  • mod_proxy: fix invalid Content-Length from pages fetched during server-side include processing.
  • LDAP modules: ensure correct load order in httpd.conf (BZ#14256); fix compatibility with Netscape LDAP libraries; fix Win32 build
  • mod_deflate: fix a memory leak when compressing dynamic content; always emit Vary headers
  • mod_isapi: fix several compatibility problems (BZ#14399, BZ#10408), and fix bug which caused invalid responses or log entries (BZ#10216)
  • CGI modules: fix streaming output from "nph-" scripts, for example CGI::IRC (BZ#8482); fix construction of command line from query strings (BZ#13914), handle environment variables which contain newlines in mod_cgid (BZ#14550); terminate CGI scripts when connection is dropped (BZ#8388)
  • Caching modules: many bug fixes (including BZ#14556), and an HTTP compliance fix (BZ#14556)

New features

  • Add an --enable-v4-mapped configure option to allow or disallow connections from IPv4-mapped addresses to IPv6 addresses, on applicable platforms (BZ#14037, PR#7492)
  • Add IndexOptions IgnoreCase option to mod_autoindex (BZ#14276)
  • Add EnableSendfile directive to disable use of sendfile() when necessary (for instance when serving an NFS share)
  • Add ProxyBadHeader directive to dictate handling of invalid HTTP responses headers
  • Add SERVER_ADDR keyword to mod_setenvif, to represent the server IP address for a particular request
  • Performance improvements
  • Add -S command-line option to httpd, equivalent to -t -DDUMP_VHOSTS

Featured articles

In this section we highlight some of the articles on the web that are of interest to Apache users.

"Unifying Web Clusters with Spread" describes how Spread, a toolkit that provides a messaging service, can be used to implement distributed logging and to monitor applications running on many Web servers easily. The Apache module, mod_log_spread is an example where Spread is used to gather access logs for large web clusters into a single access log file.

O'Reilly ONLamp.com shows you how to configure and build your very own PHP 4.3 on Mac OS X. It provides a step-by-step guide on configuring PHP to enable additional extensions such as support for reading and writing XML using the DOM, and communicating with LDAP servers, and other parameters for a basic Apache and PHP installation.

"Security with PHP Superglobals" explains the concept of PHP Superglobals in layman terms.

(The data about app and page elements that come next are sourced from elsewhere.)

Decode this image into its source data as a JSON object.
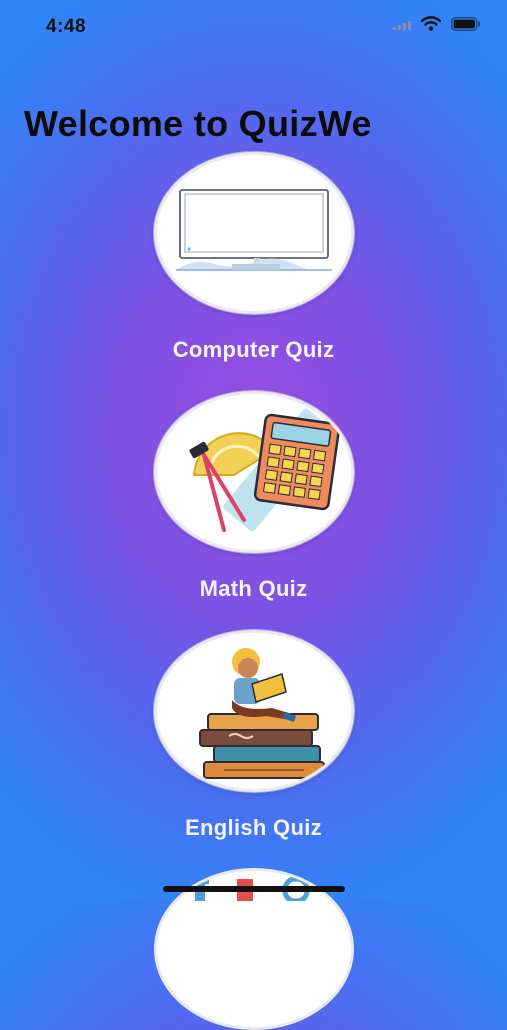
{
  "status_bar": {
    "time": "4:48"
  },
  "header": {
    "title": "Welcome to QuizWe"
  },
  "quizzes": [
    {
      "label": "Computer Quiz",
      "icon": "computer-monitor-icon"
    },
    {
      "label": "Math Quiz",
      "icon": "math-tools-calculator-icon"
    },
    {
      "label": "English Quiz",
      "icon": "reading-books-icon"
    },
    {
      "label": "",
      "icon": "partial-quiz-icon"
    }
  ],
  "colors": {
    "background_center": "#9a4ee0",
    "background_edge": "#2f86f7",
    "title_text": "#0b0b0b",
    "label_text": "#f4f4ff"
  }
}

It starts by discussing two methods for submitting data through web forms known as GET and POST. Then it looks at the problem of identifying the origins of the variables and how Superglobals attempt to solve this.


This issue brought to you by: Mark J Cox, Joe Orton, Min Min Tsan
Comments or criticisms? Please email us at editors@apacheweek.com